Task prompt: The records need to be set down again exactly as they appear.

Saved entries
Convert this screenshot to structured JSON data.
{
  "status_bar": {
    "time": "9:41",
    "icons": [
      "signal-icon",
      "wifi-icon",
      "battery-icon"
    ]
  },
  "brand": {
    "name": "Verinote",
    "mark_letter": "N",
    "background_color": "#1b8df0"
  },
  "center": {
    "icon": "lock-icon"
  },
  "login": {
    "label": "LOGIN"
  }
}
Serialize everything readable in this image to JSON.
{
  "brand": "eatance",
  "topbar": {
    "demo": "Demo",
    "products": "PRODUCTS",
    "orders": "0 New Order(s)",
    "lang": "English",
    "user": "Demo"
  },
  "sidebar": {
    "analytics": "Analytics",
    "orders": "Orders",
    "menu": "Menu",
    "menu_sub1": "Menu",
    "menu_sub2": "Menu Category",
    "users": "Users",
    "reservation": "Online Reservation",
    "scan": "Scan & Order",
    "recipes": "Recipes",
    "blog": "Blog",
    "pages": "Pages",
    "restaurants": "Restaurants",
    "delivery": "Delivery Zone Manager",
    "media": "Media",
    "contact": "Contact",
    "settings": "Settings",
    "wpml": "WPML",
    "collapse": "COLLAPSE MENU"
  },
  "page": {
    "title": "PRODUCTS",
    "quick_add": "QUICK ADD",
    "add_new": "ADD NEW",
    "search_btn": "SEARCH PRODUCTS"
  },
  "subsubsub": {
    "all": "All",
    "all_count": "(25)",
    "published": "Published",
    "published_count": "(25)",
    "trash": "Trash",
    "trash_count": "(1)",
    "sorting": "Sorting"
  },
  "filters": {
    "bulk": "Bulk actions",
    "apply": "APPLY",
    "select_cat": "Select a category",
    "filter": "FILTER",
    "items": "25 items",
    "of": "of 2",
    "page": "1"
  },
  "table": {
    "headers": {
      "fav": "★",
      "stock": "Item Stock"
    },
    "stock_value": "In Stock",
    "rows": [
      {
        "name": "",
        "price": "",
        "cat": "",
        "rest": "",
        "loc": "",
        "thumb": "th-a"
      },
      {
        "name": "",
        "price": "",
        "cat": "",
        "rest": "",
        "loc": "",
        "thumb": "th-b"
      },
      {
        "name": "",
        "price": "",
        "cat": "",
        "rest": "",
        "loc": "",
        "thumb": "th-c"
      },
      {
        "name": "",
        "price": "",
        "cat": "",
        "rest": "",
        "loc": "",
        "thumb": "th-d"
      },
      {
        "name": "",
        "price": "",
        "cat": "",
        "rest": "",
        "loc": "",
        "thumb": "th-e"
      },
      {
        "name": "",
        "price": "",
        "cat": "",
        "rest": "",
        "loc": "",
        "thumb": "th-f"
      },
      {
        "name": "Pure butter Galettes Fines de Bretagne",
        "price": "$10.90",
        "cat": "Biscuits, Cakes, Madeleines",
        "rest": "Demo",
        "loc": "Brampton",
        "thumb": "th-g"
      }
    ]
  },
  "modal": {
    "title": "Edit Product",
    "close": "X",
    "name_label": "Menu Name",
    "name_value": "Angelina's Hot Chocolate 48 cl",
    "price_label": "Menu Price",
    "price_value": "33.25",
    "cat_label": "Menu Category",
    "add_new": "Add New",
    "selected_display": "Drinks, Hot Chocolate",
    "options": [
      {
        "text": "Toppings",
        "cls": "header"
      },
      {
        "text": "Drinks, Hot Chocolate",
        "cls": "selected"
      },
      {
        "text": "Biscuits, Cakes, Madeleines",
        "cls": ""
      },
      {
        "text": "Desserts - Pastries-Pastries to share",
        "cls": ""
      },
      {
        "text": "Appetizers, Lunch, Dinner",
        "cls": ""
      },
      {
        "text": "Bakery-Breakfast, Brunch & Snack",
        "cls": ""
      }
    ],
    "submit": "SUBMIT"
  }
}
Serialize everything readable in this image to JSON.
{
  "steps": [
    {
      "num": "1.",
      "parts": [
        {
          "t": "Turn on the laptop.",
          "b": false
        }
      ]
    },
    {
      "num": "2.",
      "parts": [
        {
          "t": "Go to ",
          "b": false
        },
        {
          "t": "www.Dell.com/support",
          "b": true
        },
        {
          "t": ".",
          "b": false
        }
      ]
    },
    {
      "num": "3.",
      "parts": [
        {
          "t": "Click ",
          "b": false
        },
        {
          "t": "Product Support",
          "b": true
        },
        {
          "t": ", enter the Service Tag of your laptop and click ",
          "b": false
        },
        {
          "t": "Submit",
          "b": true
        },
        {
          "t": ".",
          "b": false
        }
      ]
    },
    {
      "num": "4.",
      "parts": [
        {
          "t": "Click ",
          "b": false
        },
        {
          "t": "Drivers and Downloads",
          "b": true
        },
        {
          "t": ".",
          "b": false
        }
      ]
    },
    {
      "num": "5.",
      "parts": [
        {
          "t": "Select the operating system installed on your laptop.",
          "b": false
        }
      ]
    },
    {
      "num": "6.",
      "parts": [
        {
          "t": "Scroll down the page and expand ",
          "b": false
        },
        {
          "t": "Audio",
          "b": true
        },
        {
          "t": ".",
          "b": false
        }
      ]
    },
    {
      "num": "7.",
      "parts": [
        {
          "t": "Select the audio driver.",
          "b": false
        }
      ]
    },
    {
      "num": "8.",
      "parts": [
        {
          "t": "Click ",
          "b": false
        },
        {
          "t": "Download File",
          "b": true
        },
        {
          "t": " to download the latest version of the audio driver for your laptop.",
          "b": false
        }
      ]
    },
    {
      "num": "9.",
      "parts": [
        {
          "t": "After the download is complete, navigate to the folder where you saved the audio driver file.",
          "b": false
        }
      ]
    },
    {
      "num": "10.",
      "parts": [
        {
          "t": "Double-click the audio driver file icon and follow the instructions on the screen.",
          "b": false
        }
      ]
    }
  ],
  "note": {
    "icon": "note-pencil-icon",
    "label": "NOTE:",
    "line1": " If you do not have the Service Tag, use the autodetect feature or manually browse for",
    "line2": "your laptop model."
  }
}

Exercise output:
Convert this screenshot to structured JSON data.
{
  "status_bar": {
    "time": "9:41",
    "icons": [
      "signal-icon",
      "wifi-icon",
      "battery-icon"
    ]
  },
  "brand": {
    "name": "Verinote",
    "mark_letter": "N",
    "background_color": "#1b8df0"
  },
  "center": {
    "icon": "lock-icon"
  },
  "login": {
    "label": "LOGIN"
  }
}
Serialize everything readable in this image to JSON.
{
  "brand": "eatance",
  "topbar": {
    "demo": "Demo",
    "products": "PRODUCTS",
    "orders": "0 New Order(s)",
    "lang": "English",
    "user": "Demo"
  },
  "sidebar": {
    "analytics": "Analytics",
    "orders": "Orders",
    "menu": "Menu",
    "menu_sub1": "Menu",
    "menu_sub2": "Menu Category",
    "users": "Users",
    "reservation": "Online Reservation",
    "scan": "Scan & Order",
    "recipes": "Recipes",
    "blog": "Blog",
    "pages": "Pages",
    "restaurants": "Restaurants",
    "delivery": "Delivery Zone Manager",
    "media": "Media",
    "contact": "Contact",
    "settings": "Settings",
    "wpml": "WPML",
    "collapse": "COLLAPSE MENU"
  },
  "page": {
    "title": "PRODUCTS",
    "quick_add": "QUICK ADD",
    "add_new": "ADD NEW",
    "search_btn": "SEARCH PRODUCTS"
  },
  "subsubsub": {
    "all": "All",
    "all_count": "(25)",
    "published": "Published",
    "published_count": "(25)",
    "trash": "Trash",
    "trash_count": "(1)",
    "sorting": "Sorting"
  },
  "filters": {
    "bulk": "Bulk actions",
    "apply": "APPLY",
    "select_cat": "Select a category",
    "filter": "FILTER",
    "items": "25 items",
    "of": "of 2",
    "page": "1"
  },
  "table": {
    "headers": {
      "fav": "★",
      "stock": "Item Stock"
    },
    "stock_value": "In Stock",
    "rows": [
      {
        "name": "",
        "price": "",
        "cat": "",
        "rest": "",
        "loc": "",
        "thumb": "th-a"
      },
      {
        "name": "",
        "price": "",
        "cat": "",
        "rest": "",
        "loc": "",
        "thumb": "th-b"
      },
      {
        "name": "",
        "price": "",
        "cat": "",
        "rest": "",
        "loc": "",
        "thumb": "th-c"
      },
      {
        "name": "",
        "price": "",
        "cat": "",
        "rest": "",
        "loc": "",
        "thumb": "th-d"
      },
      {
        "name": "",
        "price": "",
        "cat": "",
        "rest": "",
        "loc": "",
        "thumb": "th-e"
      },
      {
        "name": "",
        "price": "",
        "cat": "",
        "rest": "",
        "loc": "",
        "thumb": "th-f"
      },
      {
        "name": "Pure butter Galettes Fines de Bretagne",
        "price": "$10.90",
        "cat": "Biscuits, Cakes, Madeleines",
        "rest": "Demo",
        "loc": "Brampton",
        "thumb": "th-g"
      }
    ]
  },
  "modal": {
    "title": "Edit Product",
    "close": "X",
    "name_label": "Menu Name",
    "name_value": "Angelina's Hot Chocolate 48 cl",
    "price_label": "Menu Price",
    "price_value": "33.25",
    "cat_label": "Menu Category",
    "add_new": "Add New",
    "selected_display": "Drinks, Hot Chocolate",
    "options": [
      {
        "text": "Toppings",
        "cls": "header"
      },
      {
        "text": "Drinks, Hot Chocolate",
        "cls": "selected"
      },
      {
        "text": "Biscuits, Cakes, Madeleines",
        "cls": ""
      },
      {
        "text": "Desserts - Pastries-Pastries to share",
        "cls": ""
      },
      {
        "text": "Appetizers, Lunch, Dinner",
        "cls": ""
      },
      {
        "text": "Bakery-Breakfast, Brunch & Snack",
        "cls": ""
      }
    ],
    "submit": "SUBMIT"
  }
}
Serialize everything readable in this image to JSON.
{
  "steps": [
    {
      "num": "1.",
      "parts": [
        {
          "t": "Turn on the laptop.",
          "b": false
        }
      ]
    },
    {
      "num": "2.",
      "parts": [
        {
          "t": "Go to ",
          "b": false
        },
        {
          "t": "www.Dell.com/support",
          "b": true
        },
        {
          "t": ".",
          "b": false
        }
      ]
    },
    {
      "num": "3.",
      "parts": [
        {
          "t": "Click ",
          "b": false
        },
        {
          "t": "Product Support",
          "b": true
        },
        {
          "t": ", enter the Service Tag of your laptop and click ",
          "b": false
        },
        {
          "t": "Submit",
          "b": true
        },
        {
          "t": ".",
          "b": false
        }
      ]
    },
    {
      "num": "4.",
      "parts": [
        {
          "t": "Click ",
          "b": false
        },
        {
          "t": "Drivers and Downloads",
          "b": true
        },
        {
          "t": ".",
          "b": false
        }
      ]
    },
    {
      "num": "5.",
      "parts": [
        {
          "t": "Select the operating system installed on your laptop.",
          "b": false
        }
      ]
    },
    {
      "num": "6.",
      "parts": [
        {
          "t": "Scroll down the page and expand ",
          "b": false
        },
        {
          "t": "Audio",
          "b": true
        },
        {
          "t": ".",
          "b": false
        }
      ]
    },
    {
      "num": "7.",
      "parts": [
        {
          "t": "Select the audio driver.",
          "b": false
        }
      ]
    },
    {
      "num": "8.",
      "parts": [
        {
          "t": "Click ",
          "b": false
        },
        {
          "t": "Download File",
          "b": true
        },
        {
          "t": " to download the latest version of the audio driver for your laptop.",
          "b": false
        }
      ]
    },
    {
      "num": "9.",
      "parts": [
        {
          "t": "After the download is complete, navigate to the folder where you saved the audio driver file.",
          "b": false
        }
      ]
    },
    {
      "num": "10.",
      "parts": [
        {
          "t": "Double-click the audio driver file icon and follow the instructions on the screen.",
          "b": false
        }
      ]
    }
  ],
  "note": {
    "icon": "note-pencil-icon",
    "label": "NOTE:",
    "line1": " If you do not have the Service Tag, use the autodetect feature or manually browse for",
    "line2": "your laptop model."
  }
}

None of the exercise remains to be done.